AB - This multi-discipline research, covering client relationships and the public accounting space, investigated trust in the relationship between Australia’s public accountants and their small and medium-sized enterprise (SME) clients. It describes the contribution of the accountancy profession to the SME sector, as well as the key challenges faced by accountants and their SME clients. Following a review of prior scholarly studies, a definition of trust as it relates to this important relationship was developed and presented. Similarly, the role of the public accountant, which acknowledges both conformance-related and performance-related services, was distilled from a review of the objectives of Australia’s three public accounting accreditation bodies. In excess of four hundred SME leaders, across Australia, were surveyed to test a conceptual model and person/relationship-related variables were found to be the most significant predictors of trust in this important relationship. The multidimensionality of the trust construct was also highlighted. Offer-related variables, primarily the provision of advisory or performance-related services (rather than conformance-related services), were also found to be significant, however, at a lesser level than person/relationship-related variables.

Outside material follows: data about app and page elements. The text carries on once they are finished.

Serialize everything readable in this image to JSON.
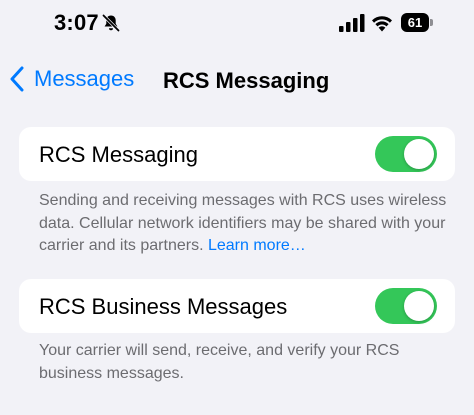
{
  "status_bar": {
    "time": "3:07",
    "battery_level": "61",
    "icons": [
      "bell-slash-icon",
      "cellular-signal-icon",
      "wifi-icon",
      "battery-icon"
    ]
  },
  "nav": {
    "back_label": "Messages",
    "title": "RCS Messaging"
  },
  "settings": [
    {
      "label": "RCS Messaging",
      "enabled": true,
      "description": "Sending and receiving messages with RCS uses wireless data. Cellular network identifiers may be shared with your carrier and its partners.",
      "link_text": "Learn more…"
    },
    {
      "label": "RCS Business Messages",
      "enabled": true,
      "description": "Your carrier will send, receive, and verify your RCS business messages."
    }
  ],
  "colors": {
    "accent": "#007aff",
    "toggle_on": "#34c759",
    "background": "#f2f2f7",
    "footer_text": "#6c6c70"
  }
}
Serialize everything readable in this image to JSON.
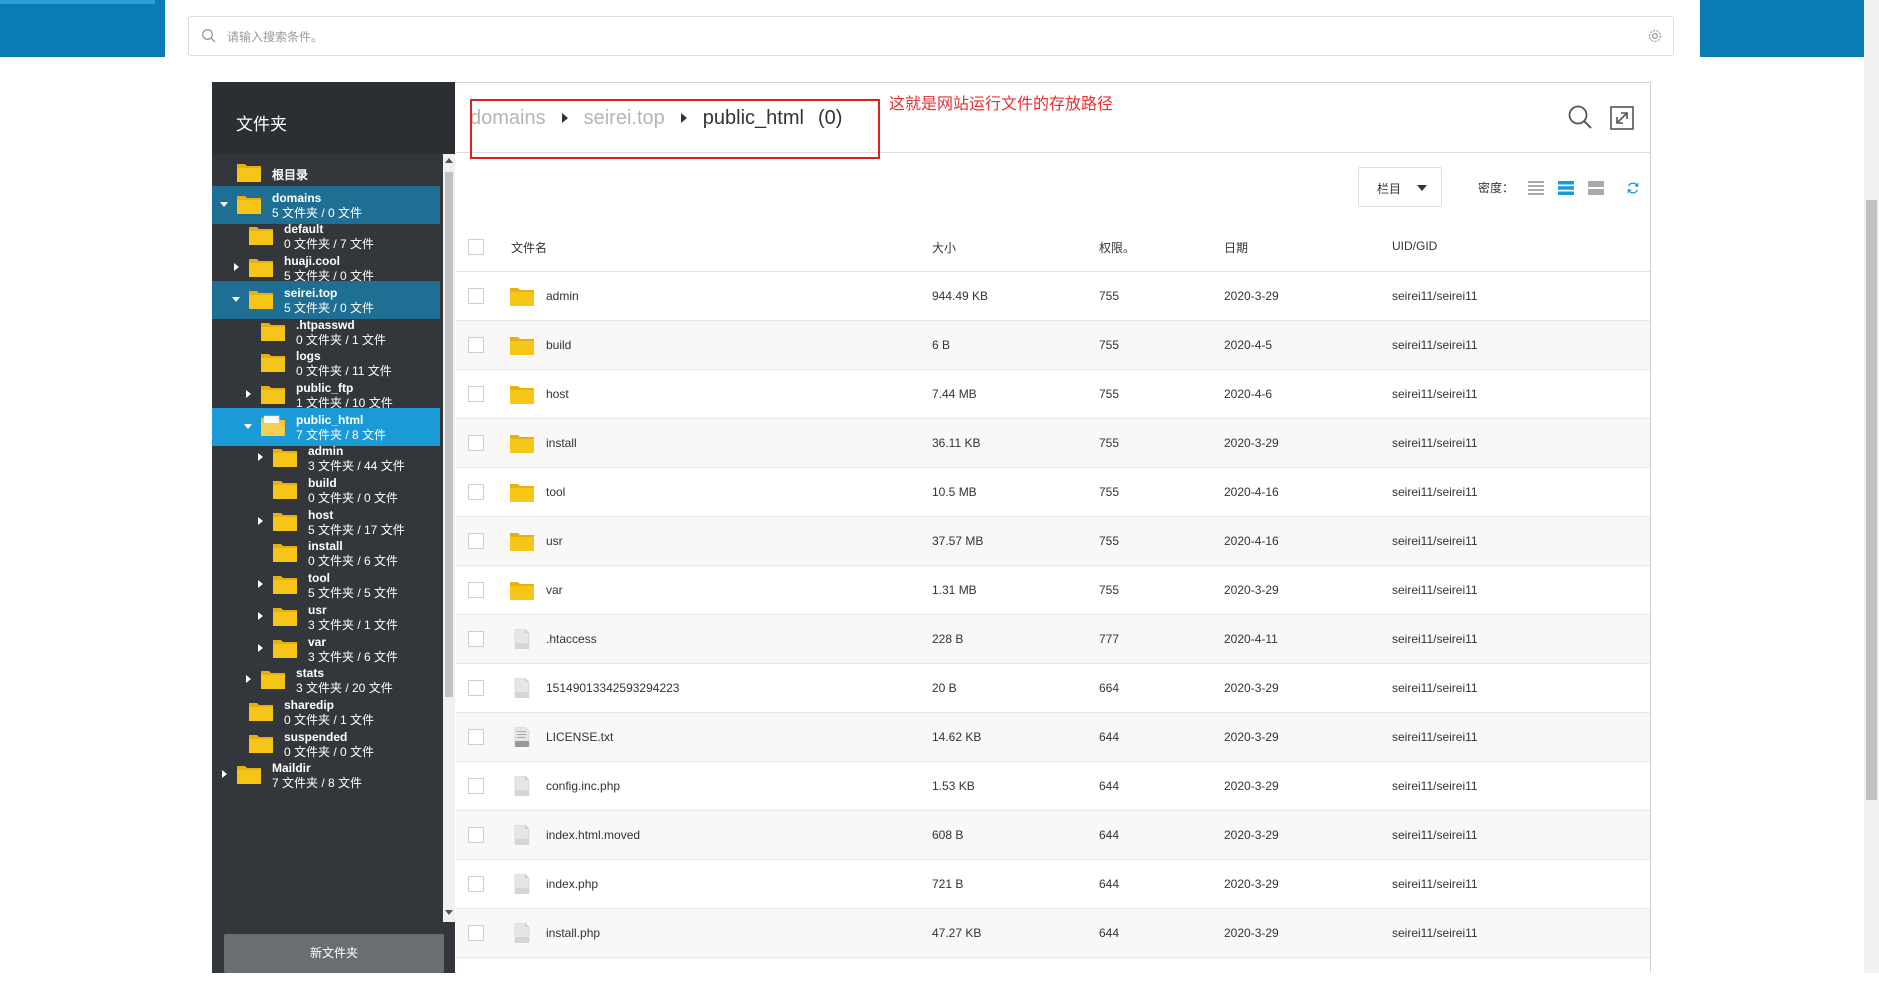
{
  "search": {
    "placeholder": "请输入搜索条件。"
  },
  "sidebar": {
    "title": "文件夹",
    "new_folder_label": "新文件夹",
    "tree": [
      {
        "name": "根目录",
        "meta": "",
        "level": 0,
        "arrow": "",
        "state": "",
        "icon": "root-folder-icon"
      },
      {
        "name": "domains",
        "meta": "5 文件夹 / 0 文件",
        "level": 0,
        "arrow": "down",
        "state": "selected-parent",
        "icon": "folder-icon"
      },
      {
        "name": "default",
        "meta": "0 文件夹 / 7 文件",
        "level": 1,
        "arrow": "",
        "state": "",
        "icon": "folder-icon"
      },
      {
        "name": "huaji.cool",
        "meta": "5 文件夹 / 0 文件",
        "level": 1,
        "arrow": "right",
        "state": "",
        "icon": "folder-icon"
      },
      {
        "name": "seirei.top",
        "meta": "5 文件夹 / 0 文件",
        "level": 1,
        "arrow": "down",
        "state": "selected-parent",
        "icon": "folder-icon"
      },
      {
        "name": ".htpasswd",
        "meta": "0 文件夹 / 1 文件",
        "level": 2,
        "arrow": "",
        "state": "",
        "icon": "folder-icon"
      },
      {
        "name": "logs",
        "meta": "0 文件夹 / 11 文件",
        "level": 2,
        "arrow": "",
        "state": "",
        "icon": "folder-icon"
      },
      {
        "name": "public_ftp",
        "meta": "1 文件夹 / 10 文件",
        "level": 2,
        "arrow": "right",
        "state": "",
        "icon": "folder-icon"
      },
      {
        "name": "public_html",
        "meta": "7 文件夹 / 8 文件",
        "level": 2,
        "arrow": "down",
        "state": "selected",
        "icon": "open-folder-icon"
      },
      {
        "name": "admin",
        "meta": "3 文件夹 / 44 文件",
        "level": 3,
        "arrow": "right",
        "state": "",
        "icon": "folder-icon"
      },
      {
        "name": "build",
        "meta": "0 文件夹 / 0 文件",
        "level": 3,
        "arrow": "",
        "state": "",
        "icon": "folder-icon"
      },
      {
        "name": "host",
        "meta": "5 文件夹 / 17 文件",
        "level": 3,
        "arrow": "right",
        "state": "",
        "icon": "folder-icon"
      },
      {
        "name": "install",
        "meta": "0 文件夹 / 6 文件",
        "level": 3,
        "arrow": "",
        "state": "",
        "icon": "folder-icon"
      },
      {
        "name": "tool",
        "meta": "5 文件夹 / 5 文件",
        "level": 3,
        "arrow": "right",
        "state": "",
        "icon": "folder-icon"
      },
      {
        "name": "usr",
        "meta": "3 文件夹 / 1 文件",
        "level": 3,
        "arrow": "right",
        "state": "",
        "icon": "folder-icon"
      },
      {
        "name": "var",
        "meta": "3 文件夹 / 6 文件",
        "level": 3,
        "arrow": "right",
        "state": "",
        "icon": "folder-icon"
      },
      {
        "name": "stats",
        "meta": "3 文件夹 / 20 文件",
        "level": 2,
        "arrow": "right",
        "state": "",
        "icon": "folder-icon"
      },
      {
        "name": "sharedip",
        "meta": "0 文件夹 / 1 文件",
        "level": 1,
        "arrow": "",
        "state": "",
        "icon": "folder-icon"
      },
      {
        "name": "suspended",
        "meta": "0 文件夹 / 0 文件",
        "level": 1,
        "arrow": "",
        "state": "",
        "icon": "folder-icon"
      },
      {
        "name": "Maildir",
        "meta": "7 文件夹 / 8 文件",
        "level": 0,
        "arrow": "right",
        "state": "",
        "icon": "folder-icon"
      }
    ]
  },
  "breadcrumb": {
    "items": [
      "domains",
      "seirei.top",
      "public_html"
    ],
    "count": "(0)"
  },
  "annotation": "这就是网站运行文件的存放路径",
  "toolbar": {
    "columns_label": "栏目",
    "density_label": "密度："
  },
  "table": {
    "headers": {
      "name": "文件名",
      "size": "大小",
      "perm": "权限。",
      "date": "日期",
      "uid": "UID/GID"
    },
    "rows": [
      {
        "type": "folder",
        "name": "admin",
        "size": "944.49 KB",
        "perm": "755",
        "date": "2020-3-29",
        "uid": "seirei11/seirei11"
      },
      {
        "type": "folder",
        "name": "build",
        "size": "6 B",
        "perm": "755",
        "date": "2020-4-5",
        "uid": "seirei11/seirei11"
      },
      {
        "type": "folder",
        "name": "host",
        "size": "7.44 MB",
        "perm": "755",
        "date": "2020-4-6",
        "uid": "seirei11/seirei11"
      },
      {
        "type": "folder",
        "name": "install",
        "size": "36.11 KB",
        "perm": "755",
        "date": "2020-3-29",
        "uid": "seirei11/seirei11"
      },
      {
        "type": "folder",
        "name": "tool",
        "size": "10.5 MB",
        "perm": "755",
        "date": "2020-4-16",
        "uid": "seirei11/seirei11"
      },
      {
        "type": "folder",
        "name": "usr",
        "size": "37.57 MB",
        "perm": "755",
        "date": "2020-4-16",
        "uid": "seirei11/seirei11"
      },
      {
        "type": "folder",
        "name": "var",
        "size": "1.31 MB",
        "perm": "755",
        "date": "2020-3-29",
        "uid": "seirei11/seirei11"
      },
      {
        "type": "file",
        "name": ".htaccess",
        "size": "228 B",
        "perm": "777",
        "date": "2020-4-11",
        "uid": "seirei11/seirei11"
      },
      {
        "type": "file",
        "name": "15149013342593294223",
        "size": "20 B",
        "perm": "664",
        "date": "2020-3-29",
        "uid": "seirei11/seirei11"
      },
      {
        "type": "txt",
        "name": "LICENSE.txt",
        "size": "14.62 KB",
        "perm": "644",
        "date": "2020-3-29",
        "uid": "seirei11/seirei11"
      },
      {
        "type": "file",
        "name": "config.inc.php",
        "size": "1.53 KB",
        "perm": "644",
        "date": "2020-3-29",
        "uid": "seirei11/seirei11"
      },
      {
        "type": "file",
        "name": "index.html.moved",
        "size": "608 B",
        "perm": "644",
        "date": "2020-3-29",
        "uid": "seirei11/seirei11"
      },
      {
        "type": "file",
        "name": "index.php",
        "size": "721 B",
        "perm": "644",
        "date": "2020-3-29",
        "uid": "seirei11/seirei11"
      },
      {
        "type": "file",
        "name": "install.php",
        "size": "47.27 KB",
        "perm": "644",
        "date": "2020-3-29",
        "uid": "seirei11/seirei11"
      }
    ]
  },
  "colors": {
    "brand": "#0b7bb6",
    "sidebar_bg": "#33373b",
    "selected": "#1a9bd7",
    "selected_parent": "#1f6f94",
    "folder": "#f5c518",
    "annotation": "#e83030",
    "density_active": "#1a9bd7"
  }
}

These findings may provide practitioners with insights into how better to service and develop the relationship with their SME client base. Such findings could also be of interest to the officially recognised accreditation bodies (CAANZ, CPA Australia & IPA), overall objectives, as well as training and professional development offerings to their membership. Researchers will have insight which provide the opportunity for further refinement and development of the relational models presented and development of the research in this area. The above findings may also have implications for the development and delivery of academic programmes in the professional accounting space, as well as required professional accreditation programmes and ongoing education.

KW - Trust, public accountant, SME, B2B, professional services, compliance services, conformance services, non-compliance services, performance services, relationship variables, offer variables, advisory services

M3 - Doctoral Thesis

PB - Charles Sturt Unversity

ER -